Scene 5: My nurse’s name is JP. I’m beginning to hate his face, as, it seems like every five minutes he’s waking me up to pester me about something: pain meds, how am I feeling, etc., etc. I just want to sleep and I’m uncomfortable, for life. I don’t understand why everyone’s goal at this place is to poke and prod and pester me, when all I’m trying to do is recover. My neck hurts and my throat is sore. It feels like I have strep throat. My room phone is ringing off the hook and I don’t answer it for a while, until JP comes in to force me to answer it, because my parents have called the nurse’s station and want to talk to me. I waveringly talk for a few minutes, and then lapse back into this restless-restful cycle. JP keeps insinuating that we will go for a walk. Ha, I think. That’s what YOU think, JP. I make doubly sure I’m sleeping whenever he enters the room, just in case he comes in with any of those crazy “let’s walk around” ideas.

Scene 6: I decide that JP isn’t a bad guy. In fact, he’s pretty cool. We talk about How I Met Your Mother and X-Files, and he seems to genuinely give a hoot about my pain and comfort. I’m almost sad when his shift ends, and my night nurse, Alex, comes on board.

Scene 7: Alex is pretty cool too. She reveals that she may have to undergo a thyroidechtomy as well, and has a lot of questions for me. By this time, I’m not feeling quite so awful and am able to converse fairly regularly, as well as get out of bed to pee (apparently anesthesia makes you not have to go for a while).  My general physician, Dr. Shammas, comes to check on me, and I am so grateful to see her. She has a very motherly quality, but in such a way that she understands exactly how I’m feeling. She gives me further instructions to help with recovery and I hang on her every word. At that moment, she is my favorite person on the planet. She cares, she gets me. Alexis still doesn’t let me sleep, but I’m not quite as sleepy now, and watch a bunch of sitcoms, plus the movie, “Win A Date With Tad Hamilton” (totally predictable and unrealistic rom com—yawn).

Scene 8:  I don’t like the day nurse.I was hoping JP would come back. This girl seems to have as much personality as a dead rectal thermometer. Luckily I get to go home after breakfast, which comes in freakishly copious abundance: oatmeal, yogurt, a bagel, hardboiled egg, two juices, tea, and soy milk. It’s a lot of stuff. I eat most of it, of course, because I figure I need to eat for recovery. I don’t end up eating lunch that day anyway.

Scene 9: It’s weird to come home and be thyroid less. I’m not sure what to do with myself, still in pain, but trying to get on about my normal life. I’m grateful that my friend, Kristie, is staying with me to help deal with the Beags and also to make sure I am okay, just in case. It’s comforting to have that. She stays for the whole day and overnight, and she leaves early in the morning, after taking the dog out, of course.
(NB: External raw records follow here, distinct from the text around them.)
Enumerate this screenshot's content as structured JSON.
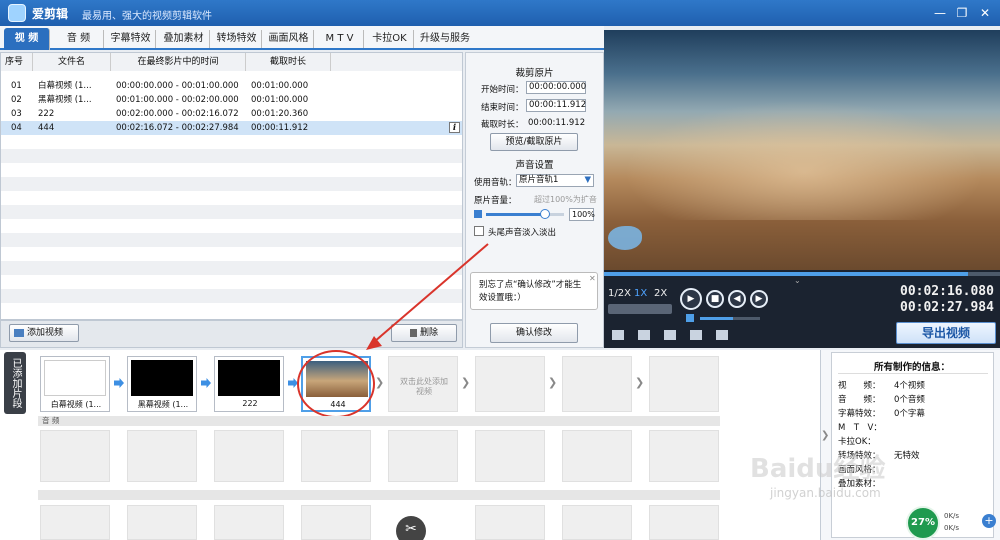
{
  "app": {
    "title": "爱剪辑",
    "slogan": "最易用、强大的视频剪辑软件"
  },
  "window": {
    "minimize": "—",
    "restore": "❐",
    "close": "✕"
  },
  "tabs": [
    "视 频",
    "音 频",
    "字幕特效",
    "叠加素材",
    "转场特效",
    "画面风格",
    "M T V",
    "卡拉OK",
    "升级与服务"
  ],
  "list": {
    "headers": [
      "序号",
      "文件名",
      "在最终影片中的时间",
      "截取时长"
    ],
    "rows": [
      {
        "no": "01",
        "name": "白幕视频 (1...",
        "time": "00:00:00.000 - 00:01:00.000",
        "dur": "00:01:00.000"
      },
      {
        "no": "02",
        "name": "黑幕视频 (1...",
        "time": "00:01:00.000 - 00:02:00.000",
        "dur": "00:01:00.000"
      },
      {
        "no": "03",
        "name": "222",
        "time": "00:02:00.000 - 00:02:16.072",
        "dur": "00:01:20.360"
      },
      {
        "no": "04",
        "name": "444",
        "time": "00:02:16.072 - 00:02:27.984",
        "dur": "00:00:11.912"
      }
    ],
    "info_icon": "i",
    "add_video": "添加视频",
    "delete": "删除"
  },
  "settings": {
    "crop_title": "裁剪原片",
    "start_label": "开始时间：",
    "start_value": "00:00:00.000",
    "end_label": "结束时间：",
    "end_value": "00:00:11.912",
    "dur_label": "截取时长：",
    "dur_value": "00:00:11.912",
    "preview_btn": "预览/截取原片",
    "audio_title": "声音设置",
    "track_label": "使用音轨：",
    "track_value": "原片音轨1",
    "vol_label": "原片音量：",
    "vol_hint": "超过100%为扩音",
    "vol_value": "100%",
    "vol_level": 0.75,
    "fade_label": "头尾声音淡入淡出",
    "tip": "别忘了点“确认修改”才能生效设置哦：）",
    "tip_close": "✕",
    "confirm": "确认修改"
  },
  "player": {
    "speeds": [
      "1/2X",
      "1X",
      "2X"
    ],
    "time_current": "00:02:16.080",
    "time_total": "00:02:27.984",
    "progress": 0.92,
    "volume": 0.55,
    "export": "导出视频"
  },
  "timeline": {
    "label": "已添加片段",
    "clips": [
      "白幕视频 (1...",
      "黑幕视频 (1...",
      "222",
      "444"
    ],
    "placeholder": "双击此处添加视频",
    "audio_track": "音 频"
  },
  "info": {
    "title": "所有制作的信息：",
    "rows": [
      {
        "k": "视　　频：",
        "v": "4个视频"
      },
      {
        "k": "音　　频：",
        "v": "0个音频"
      },
      {
        "k": "字幕特效：",
        "v": "0个字幕"
      },
      {
        "k": "M　T　V：",
        "v": ""
      },
      {
        "k": "卡拉OK：",
        "v": ""
      },
      {
        "k": "转场特效：",
        "v": "无特效"
      },
      {
        "k": "画面风格：",
        "v": ""
      },
      {
        "k": "叠加素材：",
        "v": ""
      }
    ]
  },
  "status": {
    "cpu": "27%",
    "up": "0K/s",
    "down": "0K/s"
  },
  "watermark": {
    "line1": "Baidu经验",
    "line2": "jingyan.baidu.com"
  }
}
Benjamin Franklin said, “Do not anticipate trouble, or worry about what may never happen. Keep in the sunlight.”

I don’t think that I feel much different without a thyroid than I felt before. If anything, I think I might feel slightly better than before. I don’t know if it was the stress of the surgery or the synthroid, but I feel as though there is a low-grade depression, a heaviness, that has completely disappeared. I hope that this is a good sign, that things are going to be better now that I don’t have a thyroid, that I’ll have more energy and be faster and stronger, and a much more awesome version of me, but let’s just take one day at a time.

Tomorrow May Rain, So I'll Follow The Sun...

Tomorrow May Rain, So I’ll Follow The Sun…